Thanks for the extremely detailed info Gary.
I am one of the ones who had problems initially. Your threads in particular led me to try turning off the HCNC current reduction (J4) and this solved the startup issues.
I will try this mod next time I get the solder station out.
Allegro doesn't write the clearest data sheets in some aspects....I believe the difference between mode 8 and mode F is phase currents. Allegro runs full step at phase equal current angles, 45 degrees as example. So mode F has each phase at 45 degrees at 100% phase current and mode 8 has each phase at 70.7% phase current. They also change the off time between the two modes.
An automatic current reduction isn't necessarily a good thing and it depends on the circuit of the driver. As for the 7078, the data sheet says that if the refence input value is changed, there needs to be a 100us delay between the time it changed and a clock pulse. So internally the 7078 must have an analog response time based on that 100us figure.

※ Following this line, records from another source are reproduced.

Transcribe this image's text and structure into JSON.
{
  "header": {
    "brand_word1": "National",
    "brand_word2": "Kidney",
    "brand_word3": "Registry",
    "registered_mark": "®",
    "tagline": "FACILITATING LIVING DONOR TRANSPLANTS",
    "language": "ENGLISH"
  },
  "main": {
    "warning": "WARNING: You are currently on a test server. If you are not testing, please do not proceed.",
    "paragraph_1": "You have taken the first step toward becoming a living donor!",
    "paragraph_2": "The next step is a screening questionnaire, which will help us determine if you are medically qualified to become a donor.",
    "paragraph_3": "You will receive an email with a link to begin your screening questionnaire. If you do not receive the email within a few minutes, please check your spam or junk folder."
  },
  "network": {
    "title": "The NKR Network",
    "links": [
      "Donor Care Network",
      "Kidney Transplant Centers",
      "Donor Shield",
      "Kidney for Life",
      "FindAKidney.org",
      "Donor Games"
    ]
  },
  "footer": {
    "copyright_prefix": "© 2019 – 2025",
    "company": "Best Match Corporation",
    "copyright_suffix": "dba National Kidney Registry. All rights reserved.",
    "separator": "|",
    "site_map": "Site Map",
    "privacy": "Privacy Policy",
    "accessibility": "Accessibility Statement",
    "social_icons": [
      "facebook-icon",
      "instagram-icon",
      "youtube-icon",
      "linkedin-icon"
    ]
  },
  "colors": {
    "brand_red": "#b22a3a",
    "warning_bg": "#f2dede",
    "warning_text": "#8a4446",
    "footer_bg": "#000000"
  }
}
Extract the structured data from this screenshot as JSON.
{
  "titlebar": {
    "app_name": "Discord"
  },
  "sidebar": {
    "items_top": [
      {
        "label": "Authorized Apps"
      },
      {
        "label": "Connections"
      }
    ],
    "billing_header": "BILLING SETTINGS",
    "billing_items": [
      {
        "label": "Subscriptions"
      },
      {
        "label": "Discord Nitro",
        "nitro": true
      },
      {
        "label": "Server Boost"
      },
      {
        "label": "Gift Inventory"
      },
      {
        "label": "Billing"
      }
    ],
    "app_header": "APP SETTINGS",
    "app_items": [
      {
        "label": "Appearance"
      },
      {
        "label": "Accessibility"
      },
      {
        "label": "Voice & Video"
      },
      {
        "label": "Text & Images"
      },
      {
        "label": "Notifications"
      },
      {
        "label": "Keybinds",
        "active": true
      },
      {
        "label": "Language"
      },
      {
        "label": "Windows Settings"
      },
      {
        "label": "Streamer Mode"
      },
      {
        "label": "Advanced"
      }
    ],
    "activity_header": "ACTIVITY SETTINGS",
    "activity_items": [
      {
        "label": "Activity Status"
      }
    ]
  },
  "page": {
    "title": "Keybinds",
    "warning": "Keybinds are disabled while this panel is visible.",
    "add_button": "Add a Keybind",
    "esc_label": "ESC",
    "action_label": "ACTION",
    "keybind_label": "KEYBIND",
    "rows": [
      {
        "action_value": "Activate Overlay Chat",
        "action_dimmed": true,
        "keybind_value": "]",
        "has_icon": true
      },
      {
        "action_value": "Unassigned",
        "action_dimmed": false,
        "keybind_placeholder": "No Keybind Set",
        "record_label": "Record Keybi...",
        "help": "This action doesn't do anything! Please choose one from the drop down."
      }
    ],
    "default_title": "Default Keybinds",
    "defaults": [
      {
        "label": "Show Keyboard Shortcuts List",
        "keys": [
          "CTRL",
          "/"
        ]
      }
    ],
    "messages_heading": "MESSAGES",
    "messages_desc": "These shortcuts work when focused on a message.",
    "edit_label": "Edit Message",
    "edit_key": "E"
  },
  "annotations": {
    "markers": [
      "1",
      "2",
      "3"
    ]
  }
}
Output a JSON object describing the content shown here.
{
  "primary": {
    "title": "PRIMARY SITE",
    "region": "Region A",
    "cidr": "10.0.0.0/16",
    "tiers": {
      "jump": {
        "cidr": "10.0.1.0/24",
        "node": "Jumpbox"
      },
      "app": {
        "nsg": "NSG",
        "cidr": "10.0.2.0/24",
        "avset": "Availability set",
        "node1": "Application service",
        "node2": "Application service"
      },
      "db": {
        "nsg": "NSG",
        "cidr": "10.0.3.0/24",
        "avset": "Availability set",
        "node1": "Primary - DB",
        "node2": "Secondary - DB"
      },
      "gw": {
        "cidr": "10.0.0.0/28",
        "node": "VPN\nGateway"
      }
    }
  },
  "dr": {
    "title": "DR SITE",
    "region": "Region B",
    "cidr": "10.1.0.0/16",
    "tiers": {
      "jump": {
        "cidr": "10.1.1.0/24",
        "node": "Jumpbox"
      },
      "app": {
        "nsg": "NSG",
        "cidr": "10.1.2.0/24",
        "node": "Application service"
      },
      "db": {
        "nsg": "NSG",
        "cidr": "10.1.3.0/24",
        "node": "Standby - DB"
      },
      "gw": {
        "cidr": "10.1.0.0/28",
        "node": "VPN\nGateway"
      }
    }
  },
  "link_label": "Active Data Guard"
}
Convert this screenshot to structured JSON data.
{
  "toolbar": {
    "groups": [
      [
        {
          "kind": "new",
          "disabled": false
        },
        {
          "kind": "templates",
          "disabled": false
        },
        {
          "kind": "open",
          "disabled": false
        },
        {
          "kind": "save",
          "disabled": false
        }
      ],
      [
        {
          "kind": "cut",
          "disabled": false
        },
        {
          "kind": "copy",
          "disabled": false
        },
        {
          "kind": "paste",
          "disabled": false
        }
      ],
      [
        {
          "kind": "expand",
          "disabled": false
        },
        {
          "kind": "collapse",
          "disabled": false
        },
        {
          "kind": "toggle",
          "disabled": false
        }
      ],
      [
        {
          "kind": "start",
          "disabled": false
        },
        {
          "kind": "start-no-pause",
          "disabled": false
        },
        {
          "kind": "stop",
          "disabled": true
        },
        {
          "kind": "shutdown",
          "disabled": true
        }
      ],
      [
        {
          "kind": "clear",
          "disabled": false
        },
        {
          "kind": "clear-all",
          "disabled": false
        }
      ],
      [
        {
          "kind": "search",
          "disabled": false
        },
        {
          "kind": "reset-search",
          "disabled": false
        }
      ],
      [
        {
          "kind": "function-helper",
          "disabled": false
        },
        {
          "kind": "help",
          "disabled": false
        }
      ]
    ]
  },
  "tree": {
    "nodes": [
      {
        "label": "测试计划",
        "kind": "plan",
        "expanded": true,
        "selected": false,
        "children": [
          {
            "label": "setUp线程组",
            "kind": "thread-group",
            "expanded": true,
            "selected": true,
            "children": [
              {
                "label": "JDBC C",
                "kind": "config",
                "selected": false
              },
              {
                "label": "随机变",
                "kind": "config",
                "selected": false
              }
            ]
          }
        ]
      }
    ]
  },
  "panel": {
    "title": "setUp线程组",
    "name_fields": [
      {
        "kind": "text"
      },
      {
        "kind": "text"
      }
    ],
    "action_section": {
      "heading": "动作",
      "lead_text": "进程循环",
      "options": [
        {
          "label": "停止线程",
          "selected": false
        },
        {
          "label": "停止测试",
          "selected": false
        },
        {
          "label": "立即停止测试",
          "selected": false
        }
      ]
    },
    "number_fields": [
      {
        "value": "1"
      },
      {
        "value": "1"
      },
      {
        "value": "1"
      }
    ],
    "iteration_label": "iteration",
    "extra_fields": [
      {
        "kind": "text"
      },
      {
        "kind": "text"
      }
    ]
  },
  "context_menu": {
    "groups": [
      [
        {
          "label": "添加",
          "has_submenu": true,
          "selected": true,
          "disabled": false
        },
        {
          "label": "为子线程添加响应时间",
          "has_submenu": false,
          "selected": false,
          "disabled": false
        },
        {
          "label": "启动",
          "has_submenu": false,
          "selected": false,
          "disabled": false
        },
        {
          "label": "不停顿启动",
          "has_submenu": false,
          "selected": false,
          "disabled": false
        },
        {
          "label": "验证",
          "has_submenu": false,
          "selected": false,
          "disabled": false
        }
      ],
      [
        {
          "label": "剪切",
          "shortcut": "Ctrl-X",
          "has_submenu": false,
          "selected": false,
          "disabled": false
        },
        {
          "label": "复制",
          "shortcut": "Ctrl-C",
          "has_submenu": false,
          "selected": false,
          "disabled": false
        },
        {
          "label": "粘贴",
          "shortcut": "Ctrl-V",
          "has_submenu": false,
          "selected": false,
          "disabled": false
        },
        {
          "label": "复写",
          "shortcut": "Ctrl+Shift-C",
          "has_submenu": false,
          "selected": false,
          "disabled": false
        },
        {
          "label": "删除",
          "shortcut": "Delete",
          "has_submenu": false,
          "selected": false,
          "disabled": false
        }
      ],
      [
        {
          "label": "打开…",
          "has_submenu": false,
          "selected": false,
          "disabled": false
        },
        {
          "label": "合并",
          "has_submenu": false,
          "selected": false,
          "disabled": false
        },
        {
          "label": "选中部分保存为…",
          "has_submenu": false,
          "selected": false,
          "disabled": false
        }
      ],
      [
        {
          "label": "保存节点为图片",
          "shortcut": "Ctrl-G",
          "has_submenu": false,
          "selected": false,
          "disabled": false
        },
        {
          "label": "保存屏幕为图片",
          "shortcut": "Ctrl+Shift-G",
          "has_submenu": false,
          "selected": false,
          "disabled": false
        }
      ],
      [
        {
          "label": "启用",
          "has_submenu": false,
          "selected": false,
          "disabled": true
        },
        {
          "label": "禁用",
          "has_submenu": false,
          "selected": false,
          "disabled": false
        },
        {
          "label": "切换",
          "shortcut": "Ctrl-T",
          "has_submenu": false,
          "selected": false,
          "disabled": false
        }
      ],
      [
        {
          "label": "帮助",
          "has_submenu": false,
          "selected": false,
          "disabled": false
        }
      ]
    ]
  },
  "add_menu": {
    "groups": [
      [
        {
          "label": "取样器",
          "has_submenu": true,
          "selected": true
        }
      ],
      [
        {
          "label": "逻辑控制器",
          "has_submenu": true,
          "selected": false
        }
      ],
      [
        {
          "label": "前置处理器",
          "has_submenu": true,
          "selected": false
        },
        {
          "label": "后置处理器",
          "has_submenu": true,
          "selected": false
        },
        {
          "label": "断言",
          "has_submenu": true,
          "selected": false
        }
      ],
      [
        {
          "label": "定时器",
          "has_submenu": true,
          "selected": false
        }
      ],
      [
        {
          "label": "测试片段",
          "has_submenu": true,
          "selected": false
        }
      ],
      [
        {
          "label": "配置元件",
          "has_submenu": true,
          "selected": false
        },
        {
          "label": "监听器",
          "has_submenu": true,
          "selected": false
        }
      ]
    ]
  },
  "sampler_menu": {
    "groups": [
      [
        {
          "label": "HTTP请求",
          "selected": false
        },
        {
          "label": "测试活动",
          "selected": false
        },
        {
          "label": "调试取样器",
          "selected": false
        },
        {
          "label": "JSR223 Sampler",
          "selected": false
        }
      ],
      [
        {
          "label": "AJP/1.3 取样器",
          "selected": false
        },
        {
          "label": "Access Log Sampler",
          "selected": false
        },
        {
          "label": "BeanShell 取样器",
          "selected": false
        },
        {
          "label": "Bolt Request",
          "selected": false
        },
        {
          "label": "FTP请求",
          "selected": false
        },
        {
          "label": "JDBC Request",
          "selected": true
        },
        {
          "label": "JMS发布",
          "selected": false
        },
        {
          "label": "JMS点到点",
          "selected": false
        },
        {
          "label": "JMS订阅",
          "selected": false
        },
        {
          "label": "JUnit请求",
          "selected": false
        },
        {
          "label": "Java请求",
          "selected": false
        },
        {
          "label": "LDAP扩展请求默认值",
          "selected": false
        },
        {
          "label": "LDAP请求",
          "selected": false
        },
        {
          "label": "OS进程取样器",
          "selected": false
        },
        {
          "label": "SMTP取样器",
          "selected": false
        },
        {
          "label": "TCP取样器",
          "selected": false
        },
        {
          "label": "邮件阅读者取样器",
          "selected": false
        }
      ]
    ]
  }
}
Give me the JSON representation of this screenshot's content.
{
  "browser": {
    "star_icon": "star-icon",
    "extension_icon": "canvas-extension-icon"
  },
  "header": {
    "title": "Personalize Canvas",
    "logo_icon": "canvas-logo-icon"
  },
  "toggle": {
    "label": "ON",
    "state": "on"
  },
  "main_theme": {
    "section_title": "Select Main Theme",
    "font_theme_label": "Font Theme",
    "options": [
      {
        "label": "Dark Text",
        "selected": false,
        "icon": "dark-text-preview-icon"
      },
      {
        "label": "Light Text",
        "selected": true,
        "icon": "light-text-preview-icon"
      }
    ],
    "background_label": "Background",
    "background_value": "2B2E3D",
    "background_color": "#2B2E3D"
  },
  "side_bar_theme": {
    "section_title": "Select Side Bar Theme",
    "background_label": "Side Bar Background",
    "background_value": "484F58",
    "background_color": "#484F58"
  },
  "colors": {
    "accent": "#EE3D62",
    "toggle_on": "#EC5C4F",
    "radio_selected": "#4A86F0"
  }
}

Phil, Still too many interests, too many projects, and not enough time!!!!!!!!
Vist my websites - http://pminmo.com & http://millpcbs.com
Thanks for the great work! I just got my 4 axis board and did this to it while building it. -Adam
www.adambrunette.com - Converting My Harbor Freight X2 And My Jet Jvm-830 Knee Mill, As well as many other projects.
What, you mean it works? I was just joking...
I must admit I never did try this. Things are working reasonably well now and I have not taken the time to open up the controller and get out the soldering station.
Did anyone else try this? How's it working?
I had bought and extra hobby cnc boarda while back as a back up for my router cnc project that i am doing and just did the mod on that board will try it tonight or next week and leave feedback thanks for the great info. I have seen this problem on my other non modded board sometimes it seem like it just stalled, but the info here explains why this is happening.
Thanks a lot for the GREAT INFO.
Interesting thread. I have always assumed that the independable current reduction on each axis was particularly meant to be smart when making a 2-d job, where e.g. the z-axis could be idle for several minutes at a time.
It's a while since this thread was written, so it would be interesting to hear if anybody did try out this mod?